The compromise proposed by Mr. Clay on the slavery question, as indicated in his resolutions and speech delivered on the floor of the Senate, on Tuesday last, has produced a more remarkable sensation in the public mind than even the message of General Taylor on the California question.—This sensation appears to have been as prevalent in the Senate at Washington as out of it—in the capitol as in this community; and we presume that the same sentiments will be felt throughout the whole country, as fast as those resolutions and speech travel to the extremities of the Union.
It appears that the principal opposition to Mr. Clay’s remarkable compromise on this interesting question, at first came from the leading Southern members who have heretofore been identified with the democratic party. It is true that the great intellects of the Senate—Mr. Calhoun, Mr. Webster, Col. Benton, Gen. Case, and perhaps one of two others, were silent and speechless before the act of moral courage exemplified in the movement of Mr. Clay. The lesser lights of that body connected with Southern interests, each of them jumped up and made objections—some to one principle, others to another; but all combined in opposition to the general aspect and character of the compromise itself. The Northern Senators, of both parties, did not utter a word on the first impulse; but we have no doubt that their discontent will be elicited in due process of time.

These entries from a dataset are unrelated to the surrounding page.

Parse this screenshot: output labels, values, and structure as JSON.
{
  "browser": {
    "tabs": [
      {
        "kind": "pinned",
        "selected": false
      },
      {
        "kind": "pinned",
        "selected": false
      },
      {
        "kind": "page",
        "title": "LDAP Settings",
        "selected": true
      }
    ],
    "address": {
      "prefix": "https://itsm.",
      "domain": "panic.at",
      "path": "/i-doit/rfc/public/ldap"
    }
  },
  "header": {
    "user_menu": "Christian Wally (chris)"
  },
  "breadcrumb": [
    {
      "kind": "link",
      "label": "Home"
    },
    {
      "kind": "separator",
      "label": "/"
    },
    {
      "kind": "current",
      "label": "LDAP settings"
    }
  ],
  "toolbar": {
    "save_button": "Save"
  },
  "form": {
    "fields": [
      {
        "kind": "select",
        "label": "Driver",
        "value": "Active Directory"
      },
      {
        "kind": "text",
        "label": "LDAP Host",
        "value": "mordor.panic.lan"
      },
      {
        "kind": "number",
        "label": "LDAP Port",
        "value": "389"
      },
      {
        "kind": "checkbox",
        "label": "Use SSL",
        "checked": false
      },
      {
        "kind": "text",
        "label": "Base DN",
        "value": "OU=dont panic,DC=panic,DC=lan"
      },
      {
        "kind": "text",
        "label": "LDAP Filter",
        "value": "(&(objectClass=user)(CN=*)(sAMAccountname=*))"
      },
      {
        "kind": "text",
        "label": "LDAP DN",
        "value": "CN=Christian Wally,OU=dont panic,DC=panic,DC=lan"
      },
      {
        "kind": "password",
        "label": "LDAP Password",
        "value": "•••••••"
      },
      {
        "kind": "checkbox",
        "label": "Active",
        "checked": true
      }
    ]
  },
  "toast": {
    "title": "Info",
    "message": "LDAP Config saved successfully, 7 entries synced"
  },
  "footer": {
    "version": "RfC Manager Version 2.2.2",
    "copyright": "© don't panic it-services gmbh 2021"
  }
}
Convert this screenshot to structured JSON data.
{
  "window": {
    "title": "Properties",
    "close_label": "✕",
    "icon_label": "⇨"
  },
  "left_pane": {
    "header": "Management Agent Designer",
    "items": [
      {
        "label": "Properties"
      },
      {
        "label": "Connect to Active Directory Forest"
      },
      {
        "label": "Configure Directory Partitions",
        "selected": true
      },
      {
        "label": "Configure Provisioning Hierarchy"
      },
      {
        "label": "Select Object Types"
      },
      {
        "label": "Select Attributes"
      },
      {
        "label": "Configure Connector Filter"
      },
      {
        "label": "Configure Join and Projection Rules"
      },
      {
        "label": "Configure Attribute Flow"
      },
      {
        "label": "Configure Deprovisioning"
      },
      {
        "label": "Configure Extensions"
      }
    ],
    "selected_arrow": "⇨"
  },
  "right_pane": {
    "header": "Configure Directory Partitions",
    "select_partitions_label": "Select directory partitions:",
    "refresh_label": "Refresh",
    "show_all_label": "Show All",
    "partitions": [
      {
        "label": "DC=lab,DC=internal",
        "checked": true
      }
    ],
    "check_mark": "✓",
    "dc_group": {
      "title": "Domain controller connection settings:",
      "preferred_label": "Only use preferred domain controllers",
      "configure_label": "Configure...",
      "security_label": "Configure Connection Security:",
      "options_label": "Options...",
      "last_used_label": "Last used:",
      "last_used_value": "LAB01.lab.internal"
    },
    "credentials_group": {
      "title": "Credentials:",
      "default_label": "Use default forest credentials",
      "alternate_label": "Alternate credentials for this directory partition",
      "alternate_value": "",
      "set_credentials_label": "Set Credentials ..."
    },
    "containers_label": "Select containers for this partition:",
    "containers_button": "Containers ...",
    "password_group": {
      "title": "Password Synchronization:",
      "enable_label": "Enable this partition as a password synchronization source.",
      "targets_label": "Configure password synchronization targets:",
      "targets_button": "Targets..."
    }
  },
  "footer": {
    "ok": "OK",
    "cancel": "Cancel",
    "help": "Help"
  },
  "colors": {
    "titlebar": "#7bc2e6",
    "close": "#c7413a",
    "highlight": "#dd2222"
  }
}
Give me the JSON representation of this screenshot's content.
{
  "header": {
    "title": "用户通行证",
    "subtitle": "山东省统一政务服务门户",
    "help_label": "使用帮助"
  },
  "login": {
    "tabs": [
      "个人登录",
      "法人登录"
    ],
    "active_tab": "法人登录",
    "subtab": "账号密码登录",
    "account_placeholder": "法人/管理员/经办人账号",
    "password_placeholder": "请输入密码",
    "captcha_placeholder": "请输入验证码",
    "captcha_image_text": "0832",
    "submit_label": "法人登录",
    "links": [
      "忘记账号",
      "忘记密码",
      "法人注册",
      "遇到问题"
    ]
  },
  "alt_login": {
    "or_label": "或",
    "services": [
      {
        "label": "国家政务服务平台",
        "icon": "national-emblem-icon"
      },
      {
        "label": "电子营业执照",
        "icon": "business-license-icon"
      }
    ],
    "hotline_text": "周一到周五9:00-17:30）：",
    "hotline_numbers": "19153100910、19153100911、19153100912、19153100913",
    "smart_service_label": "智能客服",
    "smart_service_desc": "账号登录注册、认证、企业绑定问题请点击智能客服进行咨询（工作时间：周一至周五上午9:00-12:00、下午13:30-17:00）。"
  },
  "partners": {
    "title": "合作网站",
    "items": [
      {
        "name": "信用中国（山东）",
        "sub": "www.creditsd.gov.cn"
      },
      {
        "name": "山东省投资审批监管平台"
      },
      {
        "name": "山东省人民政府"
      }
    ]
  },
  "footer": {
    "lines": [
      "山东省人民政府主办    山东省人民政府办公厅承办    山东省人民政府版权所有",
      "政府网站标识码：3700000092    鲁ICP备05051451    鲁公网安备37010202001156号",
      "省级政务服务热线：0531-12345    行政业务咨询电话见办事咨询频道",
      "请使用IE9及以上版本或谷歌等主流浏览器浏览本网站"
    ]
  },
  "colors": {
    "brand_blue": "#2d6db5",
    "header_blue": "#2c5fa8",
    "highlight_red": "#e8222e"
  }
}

What a singular spectacle of human nature in political action, is presented in the positions of Mr. Clay, and that of the compatriots in the Senate and out of it! Of all the leaders of the old parties, of all aspiring spirits of the new ones, including General Taylor and the whole of his cabinet, from head to tail, not a single soul, not a single mind, has dared to exhibit the moral courage of coming out with any plan for settling the whole question, except it is Henry Clay, who, solitary and alone, faces the crises with as much calmness and composure as General Taylor did the Mexicans at Buena Vista. Whatever may be the objections to Mr. Clay’s plan on the one side, or its recommendations on the other, we think the moral courage he has exhibited is a spectacle of sublimity that ought to shame all the politicians at Washington, and the miserable drivellers of both parties, and all parties, there and elsewhere.
What, then, are the merits of this plan? We think they possess great and paramount merits, sufficient, on reflection and consideration, not perhaps to satisfy the ultras of either the North or the South, but certainly to calm and quiet all those intelligent minds who have the courage to meet the question openly, and endeavor to settle it on the principles of equality, of compromise, of good sense, and practical discretion. Mr. Clay is truly the great intellect of the age. How weak and imbecile, in such a crisis, have been the good and amiable General Taylor, and his puerile and contempable cabinet at his back!
These are our first impressions on this great and remarkable movement of Mr. Clay; but our thoughts are crowding in multitudes upon us, and we shall take time to speed them to our readers, as we will find room in our columns.